Visual Effects Society Slams Hollywood Over Working Conditions, Benefits, Credits
Pointing a finger at the troubling business climate that has plagued the VFX industry for years, the Visual Effects Society sent out an open letter to the entertainment industry Tuesday, charging the VFX workers don't receive proper credit, benefits or working conditions.
The VES itself is an honorary society with about 2,400 artists in 23 countries. The letter, signed by VES executive director Eric Roth, raised the question of whether the VFX community needs either a union or a trade organization. It didn't answer that question but said that VES plans to take the lead "in organizing meetings with all participants in our industry."
"We are not trying to turn ourselves into a union," Roth told The Hollywood Reporter, noting that the society is instead going to try to bring a voice to the issue. "We are going to meet with whoever needs to be met with. We need bring in the facilities, studios -- anyone who is a stakeholder."
After some years of apparent neglect, not one but two unions are now trying to organize the field: IATSE and the International Brotherhood of Electrical Workers. But it's an uphill battle, and not just because having two cooks in the kitchen is a recipe for jurisdictional squabbles rather than fine dining. The key issue is that the business is worldwide and jobs are instantly mobile, since the data files that VFX workers work with are easily transmitted between far-flung locales. That means that success in organizing Los Angeles companies would probably just drive even more work overseas. Add to that the multiplicity of companies in the business and the price pressure they're under, and it becomes obvious why organizing the field will take a lot longer than a digital download.
The VES letter also said that organization plans to issue a VFX Artists' Bill of Rights and that over the coming months it will conduct virtual town hall meetings and a VFX CEO forum to address issues of concern.
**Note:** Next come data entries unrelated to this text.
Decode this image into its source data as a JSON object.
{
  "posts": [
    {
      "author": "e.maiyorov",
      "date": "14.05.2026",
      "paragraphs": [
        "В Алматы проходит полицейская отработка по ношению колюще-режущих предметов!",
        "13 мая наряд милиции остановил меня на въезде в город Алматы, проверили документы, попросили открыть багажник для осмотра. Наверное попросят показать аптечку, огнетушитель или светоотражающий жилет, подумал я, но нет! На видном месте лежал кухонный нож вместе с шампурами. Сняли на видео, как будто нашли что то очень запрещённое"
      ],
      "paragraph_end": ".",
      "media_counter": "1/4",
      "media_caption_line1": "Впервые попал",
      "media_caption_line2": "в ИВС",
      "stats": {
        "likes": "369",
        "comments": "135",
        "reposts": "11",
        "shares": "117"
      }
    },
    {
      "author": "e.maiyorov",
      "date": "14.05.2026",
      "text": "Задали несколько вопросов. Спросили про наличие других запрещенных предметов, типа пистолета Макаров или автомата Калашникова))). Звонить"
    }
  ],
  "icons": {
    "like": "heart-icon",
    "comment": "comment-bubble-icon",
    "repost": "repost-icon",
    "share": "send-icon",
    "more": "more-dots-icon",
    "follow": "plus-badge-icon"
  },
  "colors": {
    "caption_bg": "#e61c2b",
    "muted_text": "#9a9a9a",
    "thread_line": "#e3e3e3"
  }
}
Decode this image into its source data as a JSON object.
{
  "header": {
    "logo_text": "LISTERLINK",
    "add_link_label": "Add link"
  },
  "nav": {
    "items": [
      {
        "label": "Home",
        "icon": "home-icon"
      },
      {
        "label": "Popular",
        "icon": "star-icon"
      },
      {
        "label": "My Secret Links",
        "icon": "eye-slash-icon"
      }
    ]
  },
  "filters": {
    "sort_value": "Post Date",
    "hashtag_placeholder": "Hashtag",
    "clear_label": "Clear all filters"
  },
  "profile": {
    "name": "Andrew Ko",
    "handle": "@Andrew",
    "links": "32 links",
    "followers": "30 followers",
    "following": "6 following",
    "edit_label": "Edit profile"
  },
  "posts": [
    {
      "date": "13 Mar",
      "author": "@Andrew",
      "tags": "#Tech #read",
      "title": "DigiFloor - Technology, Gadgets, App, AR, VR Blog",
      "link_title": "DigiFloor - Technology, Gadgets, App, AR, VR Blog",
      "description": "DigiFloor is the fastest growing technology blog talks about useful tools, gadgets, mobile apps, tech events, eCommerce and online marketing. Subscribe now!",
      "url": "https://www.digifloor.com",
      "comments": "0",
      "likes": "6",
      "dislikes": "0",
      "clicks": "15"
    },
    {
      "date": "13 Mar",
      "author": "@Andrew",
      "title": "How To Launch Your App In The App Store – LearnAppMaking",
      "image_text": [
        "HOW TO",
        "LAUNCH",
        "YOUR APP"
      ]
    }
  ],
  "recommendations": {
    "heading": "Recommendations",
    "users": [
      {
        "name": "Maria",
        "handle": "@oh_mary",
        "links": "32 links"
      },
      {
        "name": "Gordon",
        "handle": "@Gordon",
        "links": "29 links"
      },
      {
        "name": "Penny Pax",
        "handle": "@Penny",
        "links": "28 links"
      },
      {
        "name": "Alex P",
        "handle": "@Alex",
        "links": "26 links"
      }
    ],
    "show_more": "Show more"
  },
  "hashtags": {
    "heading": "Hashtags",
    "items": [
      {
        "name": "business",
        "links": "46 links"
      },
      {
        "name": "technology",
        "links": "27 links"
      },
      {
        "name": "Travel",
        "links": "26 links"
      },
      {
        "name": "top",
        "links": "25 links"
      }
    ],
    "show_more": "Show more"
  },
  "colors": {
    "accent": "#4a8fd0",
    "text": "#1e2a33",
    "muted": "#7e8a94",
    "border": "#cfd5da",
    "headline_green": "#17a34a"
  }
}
The letter explains, "Artists and visual effects companies are working longer hours for less income, delivering more amazing VFX under ever diminishing schedules, carrying larger financial burdens while others are profiting greatly from our work. ... Many feel VFX artists are being taken advantage of and many others feel that VFX facilities are operating under unsustainable competitive restraints and profit margins. There have been calls for the creation of a VFX union to represent artists' interests while others have pushed to create a trade organization for VFX facilities to better navigate today's economic complexities."
The letter comes at a time of year when countless VFX artists have been literally working around to clock, seven days a week, in order to meet impossibly tight deadlines set by the studios for many of the summer's big tentpole movies. Due to pressures involved, each year around this time, rumors fly that certain films are in danger of missing their release date. This season, such speculation has surrounded Warners Bros.' Green Lantern, although the film appears on track to meet its June 17 release date.
Among the issues, the VES statement highlights is that fact that, "If you are a freelancer (it's generally agreed that almost half of all visual effects workers are freelancers), because you are not covered by collective bargaining, you may be forced to work 70-100 hour weeks or months on end in order to meet a delivery date."
The complete letter can be found on next page.